The film, as its full title, Borat: Cultural Learnings of America for Make Benefit Glorious Nation of Kazakhstan, suggests, allows its audience to laugh an stupid Americans – and wonder at their bigotry, ignorance, insularity and downright stupidity. Yet, as easy a target as the Yanks are, I'm more interested in how Baron Cohen invites us to laugh at the stupid, backward Kazakhs, who may as well be feudal for the way he portrays them.
And here is the rub – the Kazakhstan government criticises Baron Cohen's depiction of their country and people, and has urged him to visit their country and see for himself how wonderful the people and their nation is. (Borat was actually filmed in Romania. Wikipedia has a good run-down of the film's production and its lack of Kazakh content here). Their argument is that Borat doesn't truly represent their country.
I've really intrigued at how people can be taken in by Baron Cohen's Borat character, and the few times I caught the act on Ali G, I wondered if people really new if he was just an actor in character – these non-actors were really treating Borat as a real person. There's a great op-ed piece by Joel Stein, republished by the Sydney Morning Herald, where he points out how journalists are so prepared (or naive) to go along for the ride with Borat – by pretending they are interviewing Borat – rather than the actor – just to get some outrageous copy:
I love that Cohen is using his performance art on journalists themselves, who are willing to email him questions and then print Q-and-As with a fake character as if it were a real-time interview. I believe journalism should be entertaining. But not in the Stephen Glass/Jayson Blair/Loch Ness monster way.While the Kazakhstan government's protestations of their country's beauty and their people's grace makes us stop and think about how another country – especially one so newly emerged from the Iron Curtain and we know so little about – can be misrepresented in our popular culture, I still wouldn't want to accept the 'official' version – no country's official, government version of its self should be taken a face value. For one, I seriously suspect the Kazakhstan regime of wanting to gloss over their horrendous nuclear legacy from the Soviet Union.
If you can't make a story about a movie this complicated and different interesting - without just getting Cohen to perform - then you might as well just direct people to a clip of his movie. The excuse is that it's only entertainment journalism.
Environmental Memoirs is a website of stories of environmental degradation and disaster from people who have witnessed the ecological changes in their home regions – collected by two friends of mine who have been travelling across the globe overland. They recorded some shocking stories about nuclear contamination in Kazakhstan, where the main ecological issues are:
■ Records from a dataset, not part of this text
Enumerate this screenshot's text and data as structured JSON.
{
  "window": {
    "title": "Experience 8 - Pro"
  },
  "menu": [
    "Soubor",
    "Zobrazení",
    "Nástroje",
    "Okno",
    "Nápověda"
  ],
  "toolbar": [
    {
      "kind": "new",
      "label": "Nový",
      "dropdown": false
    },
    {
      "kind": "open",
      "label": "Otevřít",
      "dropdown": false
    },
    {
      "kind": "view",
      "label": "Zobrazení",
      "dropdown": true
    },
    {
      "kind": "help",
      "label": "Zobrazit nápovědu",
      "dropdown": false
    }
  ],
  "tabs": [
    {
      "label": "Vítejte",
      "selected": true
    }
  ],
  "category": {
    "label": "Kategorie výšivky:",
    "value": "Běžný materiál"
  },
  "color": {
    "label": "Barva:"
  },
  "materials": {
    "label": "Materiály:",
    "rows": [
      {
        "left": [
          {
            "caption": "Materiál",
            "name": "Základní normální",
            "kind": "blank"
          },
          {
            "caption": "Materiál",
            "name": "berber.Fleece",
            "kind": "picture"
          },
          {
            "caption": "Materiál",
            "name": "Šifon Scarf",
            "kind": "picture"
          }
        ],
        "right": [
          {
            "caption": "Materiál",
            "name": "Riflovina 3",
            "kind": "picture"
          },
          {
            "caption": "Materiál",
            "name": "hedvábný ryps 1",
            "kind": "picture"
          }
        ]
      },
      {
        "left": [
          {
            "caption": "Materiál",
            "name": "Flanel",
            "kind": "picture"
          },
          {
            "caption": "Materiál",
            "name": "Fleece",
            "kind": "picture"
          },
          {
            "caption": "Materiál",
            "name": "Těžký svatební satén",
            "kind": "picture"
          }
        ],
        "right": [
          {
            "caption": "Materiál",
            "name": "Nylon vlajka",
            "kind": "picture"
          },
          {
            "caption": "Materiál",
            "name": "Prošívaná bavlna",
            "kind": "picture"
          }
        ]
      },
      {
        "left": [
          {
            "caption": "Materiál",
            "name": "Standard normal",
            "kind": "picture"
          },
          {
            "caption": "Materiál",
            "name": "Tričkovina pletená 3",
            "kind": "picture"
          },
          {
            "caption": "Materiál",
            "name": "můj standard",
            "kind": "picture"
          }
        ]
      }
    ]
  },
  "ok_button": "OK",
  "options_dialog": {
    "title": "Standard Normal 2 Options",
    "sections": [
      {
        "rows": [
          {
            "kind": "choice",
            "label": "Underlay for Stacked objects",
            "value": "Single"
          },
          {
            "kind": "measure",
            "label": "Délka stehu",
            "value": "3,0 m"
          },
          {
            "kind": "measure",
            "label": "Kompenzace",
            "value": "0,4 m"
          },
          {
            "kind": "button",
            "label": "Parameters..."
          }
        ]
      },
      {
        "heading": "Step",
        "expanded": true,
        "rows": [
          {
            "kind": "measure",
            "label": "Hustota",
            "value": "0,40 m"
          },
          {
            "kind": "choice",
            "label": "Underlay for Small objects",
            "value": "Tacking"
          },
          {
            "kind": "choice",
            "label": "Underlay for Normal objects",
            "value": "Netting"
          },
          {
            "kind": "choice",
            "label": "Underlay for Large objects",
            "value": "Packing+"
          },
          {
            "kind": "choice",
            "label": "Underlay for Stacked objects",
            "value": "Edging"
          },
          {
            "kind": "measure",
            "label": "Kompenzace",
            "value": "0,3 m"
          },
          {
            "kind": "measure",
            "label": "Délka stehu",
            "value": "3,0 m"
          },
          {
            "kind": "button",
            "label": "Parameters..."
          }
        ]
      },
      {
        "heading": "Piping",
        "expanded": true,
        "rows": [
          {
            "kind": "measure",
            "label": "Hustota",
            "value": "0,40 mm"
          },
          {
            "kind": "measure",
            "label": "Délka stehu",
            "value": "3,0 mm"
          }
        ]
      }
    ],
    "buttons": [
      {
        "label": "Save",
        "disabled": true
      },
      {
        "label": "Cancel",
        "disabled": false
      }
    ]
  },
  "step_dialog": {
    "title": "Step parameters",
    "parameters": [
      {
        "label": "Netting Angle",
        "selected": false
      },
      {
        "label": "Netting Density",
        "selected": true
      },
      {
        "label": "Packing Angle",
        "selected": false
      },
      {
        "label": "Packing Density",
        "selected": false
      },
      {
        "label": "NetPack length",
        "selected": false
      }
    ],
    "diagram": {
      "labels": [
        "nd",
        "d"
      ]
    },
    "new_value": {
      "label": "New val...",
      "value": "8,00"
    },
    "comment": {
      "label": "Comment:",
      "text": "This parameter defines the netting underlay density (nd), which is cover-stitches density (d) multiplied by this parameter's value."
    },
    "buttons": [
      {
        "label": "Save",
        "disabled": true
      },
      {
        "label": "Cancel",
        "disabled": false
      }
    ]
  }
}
radioactive or toxic chemical sites associated with former defence industries and test ranges scattered throughout the country pose health risks for humans and animals; industrial pollution is severe in some cities; because the two main rivers which flowed into the Aral Sea have been diverted for irrigation, it is drying up and leaving behind a harmful layer of chemical pesticides and natural salts; these substances are then picked up by the wind and blown into noxious dust storms; pollution in the Caspian Sea; soil pollution from overuse of agricultural chemicals and salination from poor infrastructure and wasteful irrigation practices.I wonder if that would have made it into the Kazakhstan government's attempt to correct the record. Or this:
The residents of Semey in northern Kazakhstan live 150 kilometers from the former Soviet nuclear test site known as The Polygon. From 1949 to 1989 the residents of Semey and the surrounding villages were exposed to the fallout of numerous nuclear tests. In fact, a total of 456 tests were carried throughout this period.Environmental Memoirs has some amazing perspectives from people who witnessed the nuclear testing, including Telman Kadyrkhanov, who "recalls witnessing several explosions and tells of the impact it had on his village", and others who are dealing with the legacy of cancer.
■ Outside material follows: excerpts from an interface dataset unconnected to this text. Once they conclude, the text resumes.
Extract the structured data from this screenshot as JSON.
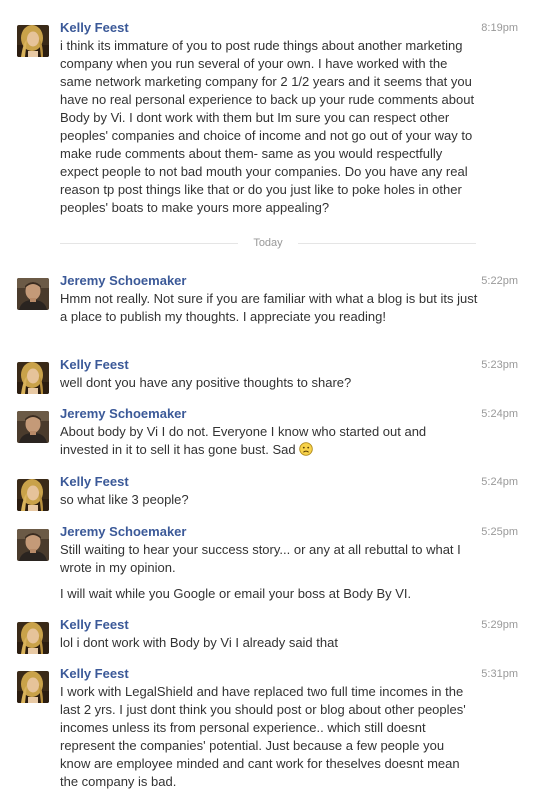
{
  "day_divider": "Today",
  "messages": [
    {
      "sender": "Kelly Feest",
      "time": "8:19pm",
      "paragraphs": [
        "i think its immature of you to post rude things about another marketing company when you run several of your own. I have worked with the same network marketing company for 2 1/2 years and it seems that you have no real personal experience to back up your rude comments about Body by Vi. I dont work with them but Im sure you can respect other peoples' companies and choice of income and not go out of your way to make rude comments about them- same as you would respectfully expect people to not bad mouth your companies. Do you have any real reason tp post things like that or do you just like to poke holes in other peoples' boats to make yours more appealing?"
      ]
    },
    {
      "sender": "Jeremy Schoemaker",
      "time": "5:22pm",
      "paragraphs": [
        "Hmm not really. Not sure if you are familiar with what a blog is but its just a place to publish my thoughts. I appreciate you reading!"
      ]
    },
    {
      "sender": "Kelly Feest",
      "time": "5:23pm",
      "paragraphs": [
        "well dont you have any positive thoughts to share?"
      ]
    },
    {
      "sender": "Jeremy Schoemaker",
      "time": "5:24pm",
      "paragraphs": [
        "About body by Vi I do not. Everyone I know who started out and invested in it to sell it has gone bust. Sad"
      ],
      "emoji": "frown-emoticon"
    },
    {
      "sender": "Kelly Feest",
      "time": "5:24pm",
      "paragraphs": [
        "so what like 3 people?"
      ]
    },
    {
      "sender": "Jeremy Schoemaker",
      "time": "5:25pm",
      "paragraphs": [
        "Still waiting to hear your success story... or any at all rebuttal to what I wrote in my opinion.",
        "I will wait while you Google or email your boss at Body By VI."
      ]
    },
    {
      "sender": "Kelly Feest",
      "time": "5:29pm",
      "paragraphs": [
        "lol i dont work with Body by Vi I already said that"
      ]
    },
    {
      "sender": "Kelly Feest",
      "time": "5:31pm",
      "paragraphs": [
        "I work with LegalShield and have replaced two full time incomes in the last 2 yrs. I just dont think you should post or blog about other peoples' incomes unless its from personal experience.. which still doesnt represent the companies' potential. Just because a few people you know are employee minded and cant work for theselves doesnt mean the company is bad."
      ]
    }
  ]
}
For another perspective on the Borat film, Kazakhstan and the truth, from someone who has travelled there and knows the region's geo-politics intimately, I highly recommend Craig Murray. Murray was British ambassador to Uzbekhistan, and is now a writer, blogger and broadcaster who exposes the corrupt regimes of former Soviet Central Asia. Worth a look, to reveal more of the region we know so little of. Lest some comic takes us for another ride.
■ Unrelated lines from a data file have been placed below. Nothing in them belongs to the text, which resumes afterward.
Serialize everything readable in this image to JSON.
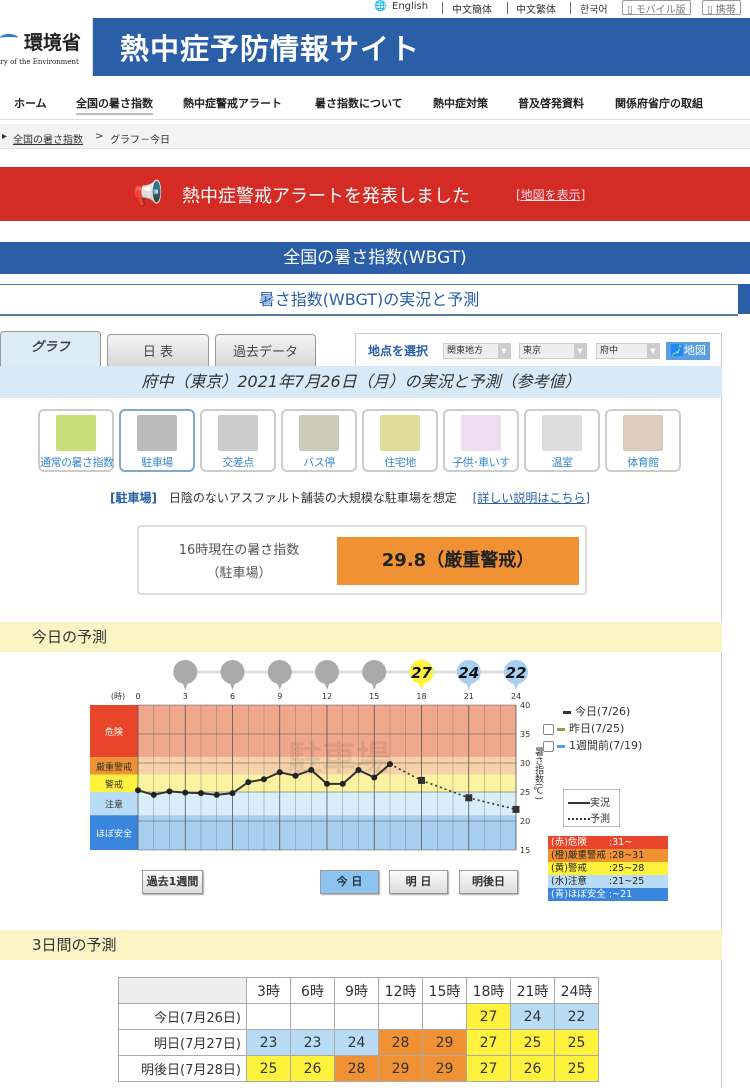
{
  "lang_bar": {
    "items": [
      "English",
      "中文簡体",
      "中文繁体",
      "한국어"
    ],
    "mobile": "モバイル版",
    "keitai": "携帯"
  },
  "header": {
    "logo_text": "環境省",
    "logo_sub": "Ministry of the Environment",
    "site_title": "熱中症予防情報サイト"
  },
  "nav": {
    "items": [
      "ホーム",
      "全国の暑さ指数",
      "熱中症警戒アラート",
      "暑さ指数について",
      "熱中症対策",
      "普及啓発資料",
      "関係府省庁の取組"
    ],
    "active": 1
  },
  "breadcrumb": {
    "link": "全国の暑さ指数",
    "sep": ">",
    "current": "グラフ－今日"
  },
  "alert": {
    "message": "熱中症警戒アラートを発表しました",
    "link": "[地図を表示]"
  },
  "section_title": "全国の暑さ指数(WBGT)",
  "sub_title": "暑さ指数(WBGT)の実況と予測",
  "tabs": [
    "グラフ",
    "日 表",
    "過去データ"
  ],
  "selector": {
    "label": "地点を選択",
    "region": "関東地方",
    "prefecture": "東京",
    "station": "府中",
    "map_button": "地図"
  },
  "date_title": "府中（東京）2021年7月26日（月）の実況と予測（参考値）",
  "place_types": [
    "通常の暑さ指数",
    "駐車場",
    "交差点",
    "バス停",
    "住宅地",
    "子供･車いす",
    "温室",
    "体育館"
  ],
  "place_active": 1,
  "description": {
    "tag": "[駐車場]",
    "text": "日陰のないアスファルト舗装の大規模な駐車場を想定",
    "link": "[詳しい説明はこちら]"
  },
  "current": {
    "label1": "16時現在の暑さ指数",
    "label2": "（駐車場）",
    "value": "29.8（厳重警戒）",
    "color": "#f09233"
  },
  "today_heading": "今日の予測",
  "three_day_heading": "3日間の予測",
  "chart_data": {
    "type": "line",
    "x_unit_label": "(時)",
    "x_ticks": [
      0,
      3,
      6,
      9,
      12,
      15,
      18,
      21,
      24
    ],
    "xlim": [
      0,
      24
    ],
    "ylim": [
      15,
      40
    ],
    "y_ticks": [
      15,
      20,
      25,
      30,
      35,
      40
    ],
    "ylabel": "暑さ指数(℃)",
    "grid": true,
    "watermark": "駐車場",
    "zones": [
      {
        "label": "危険",
        "min": 31,
        "max": 40,
        "color": "#f0a88c",
        "label_color": "#e8452a"
      },
      {
        "label": "厳重警戒",
        "min": 28,
        "max": 31,
        "color": "#f7d2a8",
        "label_color": "#f09233"
      },
      {
        "label": "警戒",
        "min": 25,
        "max": 28,
        "color": "#fbf3a0",
        "label_color": "#fff23d"
      },
      {
        "label": "注意",
        "min": 21,
        "max": 25,
        "color": "#d8effb",
        "label_color": "#b8dcf5"
      },
      {
        "label": "ほぼ安全",
        "min": 15,
        "max": 21,
        "color": "#a8cff0",
        "label_color": "#3a85dd"
      }
    ],
    "series": [
      {
        "name": "実況",
        "style": "solid",
        "x": [
          0,
          1,
          2,
          3,
          4,
          5,
          6,
          7,
          8,
          9,
          10,
          11,
          12,
          13,
          14,
          15,
          16
        ],
        "y": [
          25.3,
          24.5,
          25.1,
          24.9,
          24.8,
          24.5,
          24.8,
          26.7,
          27.2,
          28.4,
          27.8,
          28.8,
          26.4,
          26.4,
          28.8,
          27.5,
          29.8
        ]
      },
      {
        "name": "予測",
        "style": "dotted",
        "x": [
          16,
          18,
          21,
          24
        ],
        "y": [
          29.8,
          27,
          24,
          22
        ]
      }
    ],
    "bubbles": [
      {
        "hour": 3,
        "value": null
      },
      {
        "hour": 6,
        "value": null
      },
      {
        "hour": 9,
        "value": null
      },
      {
        "hour": 12,
        "value": null
      },
      {
        "hour": 15,
        "value": null
      },
      {
        "hour": 18,
        "value": "27",
        "color": "#fff23d"
      },
      {
        "hour": 21,
        "value": "24",
        "color": "#a8cff0"
      },
      {
        "hour": 24,
        "value": "22",
        "color": "#a8cff0"
      }
    ],
    "legend": {
      "today": "今日(7/26)",
      "yesterday": "昨日(7/25)",
      "week_ago": "1週間前(7/19)",
      "actual": "実況",
      "forecast": "予測"
    },
    "zone_key": [
      "(赤)危険　　 :31~",
      "(橙)厳重警戒 :28~31",
      "(黄)警戒　　 :25~28",
      "(水)注意　　 :21~25",
      "(青)ほぼ安全 :~21"
    ]
  },
  "chart_buttons": {
    "past_week": "過去1週間",
    "today": "今 日",
    "tomorrow": "明 日",
    "day_after": "明後日"
  },
  "forecast_table": {
    "headers": [
      "3時",
      "6時",
      "9時",
      "12時",
      "15時",
      "18時",
      "21時",
      "24時"
    ],
    "rows": [
      {
        "label": "今日(7月26日)",
        "values": [
          "",
          "",
          "",
          "",
          "",
          "27",
          "24",
          "22"
        ]
      },
      {
        "label": "明日(7月27日)",
        "values": [
          "23",
          "23",
          "24",
          "28",
          "29",
          "27",
          "25",
          "25"
        ]
      },
      {
        "label": "明後日(7月28日)",
        "values": [
          "25",
          "26",
          "28",
          "29",
          "29",
          "27",
          "26",
          "25"
        ]
      }
    ]
  }
}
[Images: Borat movie poster – Wikipedia; Nuclear disaster memorial in Kazakhstan – Environmental Memoirs]